EXERCISE BRIEF> Among the entries that follow, find every line with the word "Start" and copy it.

##### EXERCISE DATA #####

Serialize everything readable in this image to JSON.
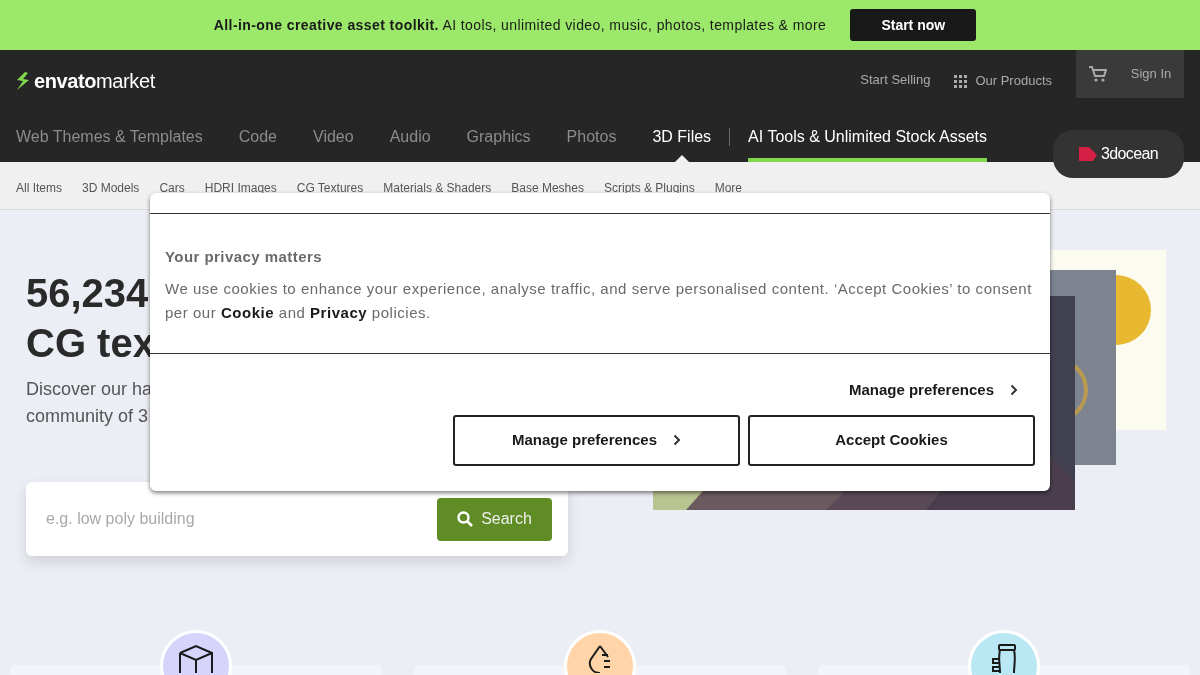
{
  "banner": {
    "text": "**All-in-one creative asset toolkit.** AI tools, unlimited video, music, photos, templates & more",
    "button": "Start now"
  },
  "header": {
    "logo_word": "envato",
    "logo_suffix": "market",
    "links": [
      {
        "label": "Start Selling",
        "kind": "text"
      },
      {
        "label": "Our Products",
        "kind": "grid"
      }
    ],
    "sign_in": "Sign In"
  },
  "categories": [
    {
      "label": "Web Themes & Templates",
      "selected": false
    },
    {
      "label": "Code",
      "selected": false
    },
    {
      "label": "Video",
      "selected": false
    },
    {
      "label": "Audio",
      "selected": false
    },
    {
      "label": "Graphics",
      "selected": false
    },
    {
      "label": "Photos",
      "selected": false
    },
    {
      "label": "3D Files",
      "selected": true
    }
  ],
  "ai_link": "AI Tools & Unlimited Stock Assets",
  "site_badge": "3docean",
  "subnav": [
    "All Items",
    "3D Models",
    "Cars",
    "HDRI Images",
    "CG Textures",
    "Materials & Shaders",
    "Base Meshes",
    "Scripts & Plugins",
    "More"
  ],
  "hero": {
    "title_lines": [
      "56,234",
      "CG tex"
    ],
    "description_lines": [
      "Discover our ha",
      "community of 3"
    ],
    "search": {
      "placeholder": "e.g. low poly building",
      "button": "Search"
    }
  },
  "features": [
    {
      "kind": "cube",
      "color": "#d6d4fb"
    },
    {
      "kind": "drop",
      "color": "#ffd4a8"
    },
    {
      "kind": "jar",
      "color": "#b9e8f4"
    }
  ],
  "consent": {
    "title": "Your privacy matters",
    "body": "We use cookies to enhance your experience, analyse traffic, and serve personalised content. ‘Accept Cookies’ to consent per our **Cookie** and **Privacy** policies.",
    "link": "Manage preferences",
    "buttons": [
      "Manage preferences",
      "Accept Cookies"
    ]
  }
}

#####

RESULT>
    "button": "Start now"
        "label": "Start Selling",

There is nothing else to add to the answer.